– Asia will be the biggest hotspot for bust-ups over water extraction, where water sources straddle national borders. “Areas of conflict include the Aral Sea and the Ganges-Brahmaputra River, Indus River and Mekong River basins,” said the report.

– Global energy demand is expected to grow by more than a third by 2035, with China, India and Middle Eastern countries accounting for 60 percent of the increase.

– In 2010, energy production gobbled up 66 billion cubic metres (2,300 billion cu. feet) of fresh water — more than the average annual flow of the River Nile in Egypt.

By 2035, this consumption could rise by 85 percent, driven by power plant cooling systems that work with water.

– Thirsty energy –

Shale deposits and tar sands, driving an energy boom in North America, are especially hefty in their demands for water to force out the precious gas and oil, the report said.

Even so, “they are outstripped by far by biofuels,” said researcher Richard Connor, who headed the study.

Renewable sources like solar and wind energy that use far less water are gaining ground, and accounted for about a fifth of global electricity output in 2011, the report said.

But they are unlikely to expand this share significantly if fossil fuels continue receiving the bulk of subsidies, it said.

Oil, gas and coal had subsidies of $523 billion (376 billion euros) in 2011, nearly 30 percent more than in 2010, compared to $88 billion for renewables, the report said, citing International Energy Agency (IEA) figures.

Africa, Latin America and the Caribbean have plenty of potential for hydro-energy, which reuses the precious resource, it added.

Hydro-electric dams have been extremely controversial. Big projects deliver gigawatts of power but critics say they are ecologically damaging and prone to massive cost overruns.

The review called for a global effort in efficiency gains, pointing the finger at the arid countries of the Middle East where between 15 and 60 percent of water is wasted through leaks or evaporation even before the consumer opens the tap.

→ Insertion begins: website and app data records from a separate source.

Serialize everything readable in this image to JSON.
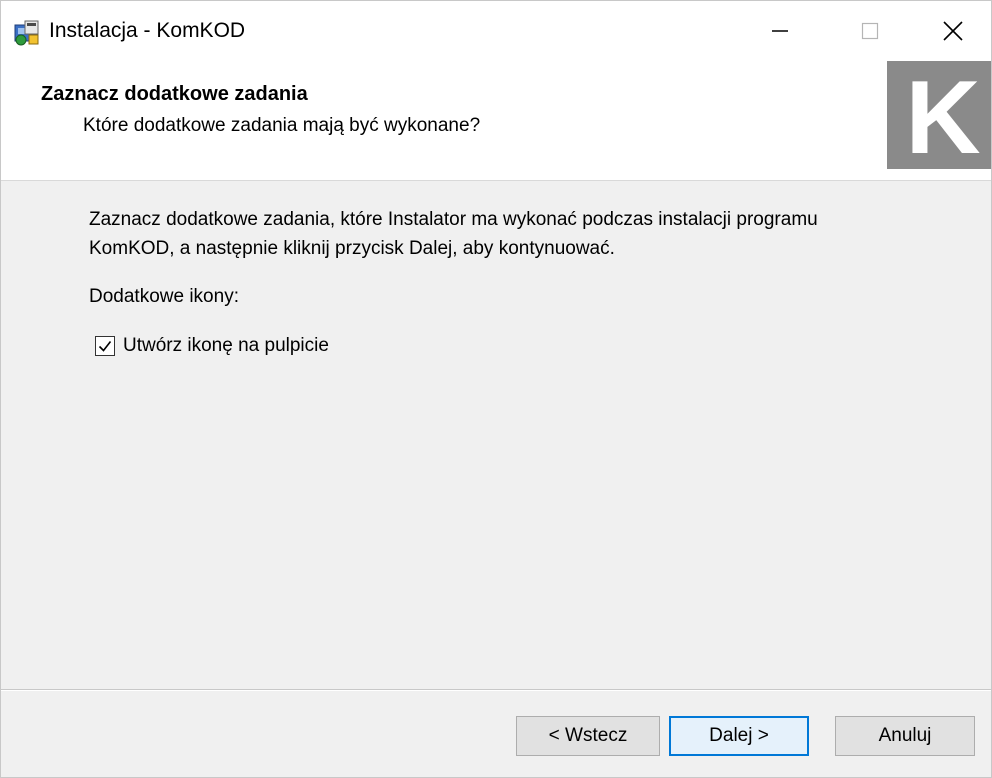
{
  "window": {
    "title": "Instalacja - KomKOD"
  },
  "header": {
    "title": "Zaznacz dodatkowe zadania",
    "subtitle": "Które dodatkowe zadania mają być wykonane?",
    "logo_letter": "K"
  },
  "content": {
    "description_line1": "Zaznacz dodatkowe zadania, które Instalator ma wykonać podczas instalacji programu",
    "description_line2": "KomKOD, a następnie kliknij przycisk Dalej, aby kontynuować.",
    "section_label": "Dodatkowe ikony:",
    "tasks": [
      {
        "label": "Utwórz ikonę na pulpicie",
        "checked": true
      }
    ]
  },
  "buttons": {
    "back": "< Wstecz",
    "next": "Dalej >",
    "cancel": "Anuluj"
  },
  "icons": {
    "app": "installer-icon",
    "minimize": "minimize-icon",
    "maximize": "maximize-icon",
    "close": "close-icon",
    "check": "checkmark-icon"
  },
  "colors": {
    "accent": "#0078d7",
    "logo_bg": "#8a8a8a",
    "window_bg": "#f0f0f0",
    "header_bg": "#ffffff"
  }
}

The report also called for smart choices in allocating the trillions of dollars likely to be invested in water and energy infrastructure over the next two decades.

ri/mlr/fb

%d bloggers like this: